Hundreds of thousands of unsold, unwanted Spectacles are sitting in Snap's warehouses, according to a new report, suggesting the company's first foray into hardware wasn't the success it was hoping for.
Snap, known for making the disappearing messaging app Snapchat, vastly overestimated demand for its newest product, The Information reports. Now piles of spectacles – trendy sunglasses that shoot short bursts of video to be shared via social media – are laying around, either fully assembled or in parts, two anonymous people close to the company told The Information.
That doesn't quite fit with Snap CEO Evan Spiegel's recent assertion that the company has sold more than 150,000 Spectacles – exceeding expectations and blowing away Snap's early goal of matching the 100,000 units Apple sold of its first iPod.
While it's hard to tell exactly where Snap stands on the Spectacles front, the company reported to the Securities and Exchange Commission that as of June 30, it had US$29mil (RM122.64mil) in hardware inventory, which likely relates to Spectacles, The Information reports. So far Spectacles sales appear to have pulled in as much as US$18mil (RM76.12mil).
The bright-coloured glasses generated quite a bit of buzz when they first launched, sold through weird yellow vending machines that looked like they had landed from another planet. But as the novelty wore off, and Spectacles started showing up for sale on Amazon, demand cooled.
And that's not Snap's only problem. Despite a strong first day showing following its March initial public offering, Snap shares have been trading below their IPO price for months. Disappointing earnings reports have helped fuel the drop.
And Snap has been laying off employees, cutting 18 recruiting jobs last week. The company previously laid off about a dozen people in its hardware division – the team in charge of Spectacles – in September, Business Insider reports.

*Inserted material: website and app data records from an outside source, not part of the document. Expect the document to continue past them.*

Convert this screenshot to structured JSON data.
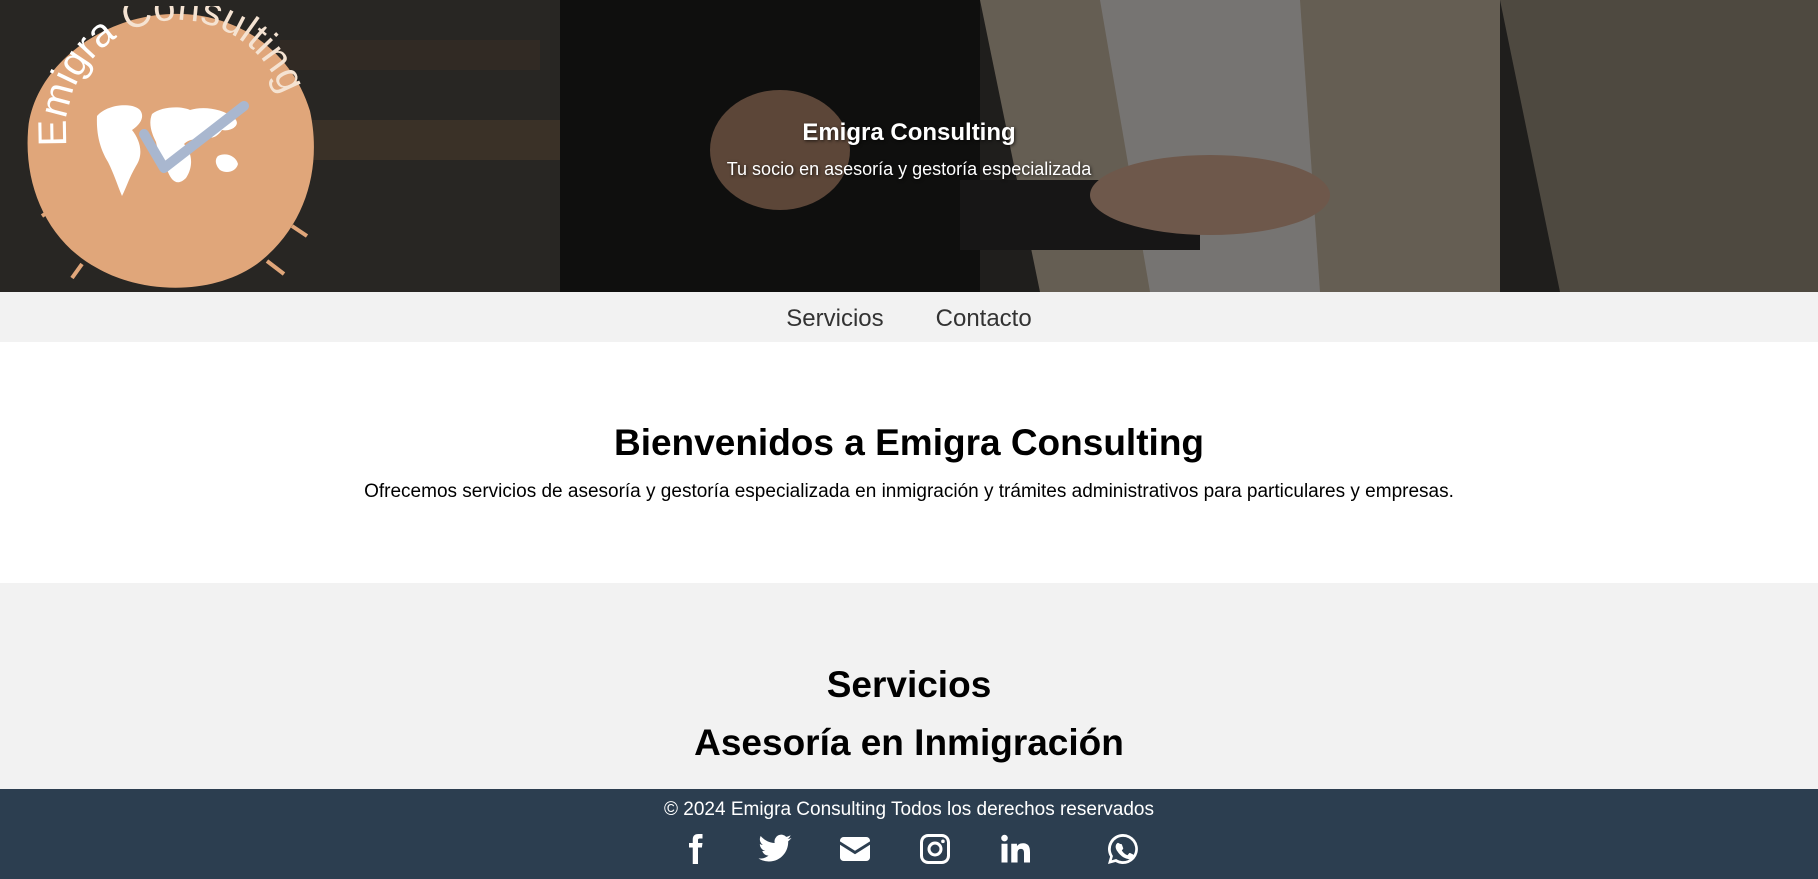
{
  "hero": {
    "title": "Emigra Consulting",
    "subtitle": "Tu socio en asesoría y gestoría especializada",
    "logo": {
      "text": "Emigra Consulting",
      "icon": "world-map-check-icon",
      "color": "#e0a67a"
    }
  },
  "nav": {
    "items": [
      {
        "label": "Servicios"
      },
      {
        "label": "Contacto"
      }
    ]
  },
  "welcome": {
    "title": "Bienvenidos a Emigra Consulting",
    "text": "Ofrecemos servicios de asesoría y gestoría especializada en inmigración y trámites administrativos para particulares y empresas."
  },
  "services": {
    "title": "Servicios",
    "first_service": "Asesoría en Inmigración"
  },
  "footer": {
    "copyright": "© 2024 Emigra Consulting Todos los derechos reservados",
    "background": "#2c3e50",
    "socials": [
      {
        "icon": "facebook-icon"
      },
      {
        "icon": "twitter-icon"
      },
      {
        "icon": "envelope-icon"
      },
      {
        "icon": "instagram-icon"
      },
      {
        "icon": "linkedin-icon"
      },
      {
        "icon": "whatsapp-icon"
      }
    ]
  }
}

But Snap may have other tricks up its sleeve in the hardware department. The company has been researching drones and augmented reality devices, The Information reports. Snap even considered buying Chinese drone company Zero Zero Robotics, but that deal fell through. — San Jose Mercury News/Tribune News Service